Until then, my kindred spirits

envelop me in love,

as I envelop them.

Sixty for Sixty-Six, Part III: Kudos

4

January 15, 2017, Prescott- 

Last night, 22 of us paid homage to a man who worked, diligently, outside his area of expertise, for thirty-five years, bringing knowledge of human nature and psychological well-being, into the fast food industry.

Farouk “Frank” Assadi came to this country, from Iran, as part of a diaspora spawned by religious oppression.  He lived and worked in Iowa and California, before settling in Prescott, around 2000.  His Blimpie Sandwich and Salad Shop, part of a larger chain, was a central focus of meals for many, of all walks of life, for the sixteen years it was in existence.  Before that, he had run Orange Julius franchises and a Blimpie, in another community.  On December 31, Frank took down his food service shingle and will cast his net in another direction, after a period of semi-retired rest.
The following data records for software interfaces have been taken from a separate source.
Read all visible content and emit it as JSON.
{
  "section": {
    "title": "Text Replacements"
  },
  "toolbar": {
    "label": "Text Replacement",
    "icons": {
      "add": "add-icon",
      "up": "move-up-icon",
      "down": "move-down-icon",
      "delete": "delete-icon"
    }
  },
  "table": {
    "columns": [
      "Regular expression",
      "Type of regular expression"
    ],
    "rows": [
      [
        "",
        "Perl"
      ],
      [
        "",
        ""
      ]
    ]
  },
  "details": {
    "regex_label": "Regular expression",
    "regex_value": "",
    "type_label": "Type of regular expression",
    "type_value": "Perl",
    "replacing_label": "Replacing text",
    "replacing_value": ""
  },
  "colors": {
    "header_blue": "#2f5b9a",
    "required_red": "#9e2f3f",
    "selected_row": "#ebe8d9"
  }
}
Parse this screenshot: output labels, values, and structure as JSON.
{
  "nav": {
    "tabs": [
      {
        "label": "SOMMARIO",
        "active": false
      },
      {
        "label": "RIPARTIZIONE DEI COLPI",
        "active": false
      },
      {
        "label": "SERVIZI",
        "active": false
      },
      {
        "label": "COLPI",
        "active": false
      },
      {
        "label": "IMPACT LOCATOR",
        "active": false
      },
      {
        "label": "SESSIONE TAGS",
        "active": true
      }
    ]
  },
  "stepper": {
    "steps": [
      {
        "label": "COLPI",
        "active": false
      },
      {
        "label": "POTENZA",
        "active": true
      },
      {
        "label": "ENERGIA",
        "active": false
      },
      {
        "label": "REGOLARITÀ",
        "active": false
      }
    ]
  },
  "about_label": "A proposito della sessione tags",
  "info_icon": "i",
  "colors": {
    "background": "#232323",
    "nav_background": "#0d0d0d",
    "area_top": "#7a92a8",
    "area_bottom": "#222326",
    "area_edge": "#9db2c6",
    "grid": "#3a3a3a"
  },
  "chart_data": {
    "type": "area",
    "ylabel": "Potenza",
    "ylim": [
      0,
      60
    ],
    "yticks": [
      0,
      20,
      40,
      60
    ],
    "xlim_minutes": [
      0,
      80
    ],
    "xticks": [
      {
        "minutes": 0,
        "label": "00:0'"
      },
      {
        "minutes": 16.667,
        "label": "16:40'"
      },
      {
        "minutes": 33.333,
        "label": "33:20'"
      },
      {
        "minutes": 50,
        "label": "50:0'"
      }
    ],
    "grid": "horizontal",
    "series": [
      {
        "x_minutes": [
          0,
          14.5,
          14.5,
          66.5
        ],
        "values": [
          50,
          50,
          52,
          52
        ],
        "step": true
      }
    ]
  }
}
He’s 70, and thus serves as an inspiration for my own planned change of focus, in 2020.  We, who work for wages, eventually earn the right to follow our hearts into avocation.  For Frank, that will likely mean work in public health.  For me, that will likely mean itinerant acts of service, combined with photography and writing, much as I’m doing during off-work hours now.

My son is visiting the Prescott area, this weekend, combining time with me and a modicum of winter camping, this evening, in a nearby US Forest Service campsite, at White Spar, which I visited last year, in the course of hiking the Prescott Circle Trail, in a series of segments.

He has grown up to build a strong character, somewhat different social and political views from my own, but with the sense of loyalty and work ethic, which I instilled in him, early on.  I know he will continue to be a credit to the United States Navy, and to any other organization he may serve. In a few short weeks, Aram will head for the land of his birth, South Korea, and a new set of challenges and growth opportunities.  I will watch this, proudly, from the sidelines.

In a few days, our nation enters a new phase: Governance by a man whose life has been spent in the private sector.  I trust, though, that the American people will remain vigilant, and will call events as they see them.  I don’t think all that many people, especially in my circle of family and friends, have given the departing president much credit, partly due to his own detached demeanour and  partly due to his having come into office, with an unfamiliar face and name.  I do think, however,that he did a lot more for the country than we can even see at present.  Yet, it is also true that several bars need to be raised.  I will have more to say on these, in the next post.

Sixty-Six, for 66, Part II: Solstices, Hot and Cold

7

December 21, 2016, Prescott-  So, from today, our days will be getting ever  so slightly longer, with minute temperature changes a-coming, until June 21.  One of the kids asked about the Southern Hemisphere, and learned that the days in Australia,  most of South America and much of Africa, will now be getting shorter, until that same date, next year.

I was in Sydney, once, in mid-September, 1971, and enjoyed a mild Spring week.  I even had a few hours at Bondi Beach, and didn’t need a sweater, on the hydrofoil to Taronga Park.  Our seasons aside, I felt rather at home “Down Under”, and will someday make my way again to those parts, and to many others, for the first time.

Enough of things about which I can do nothing.  I’d rather focus on the emotional solstices that we seem to experience.  A few questions for thought:  How often have friends, some of them trusted, turned aside for the least perceived slight?  How often have friendships turned, because of unshared convictions, or a feeling that perhaps one is no longer “useful”?  How often has a friend looked upon you as a surrogate, either for a lost loved one, or for the person him/herself?

I am comfortable in many climates, and in many situations.  It’s something to which I have gravitated, all my life.  My peculiar form of loyalty is to humanity, as a whole- so slights are forgiven, secrets are kept, and often forgotten, and people are valued, even when they forget to value themselves.  I guess this is a fine way of remaining adaptable to both earthly and human environments.

Human seasons continue to come and go.  May they become milder, in tone and sharper, in meaning.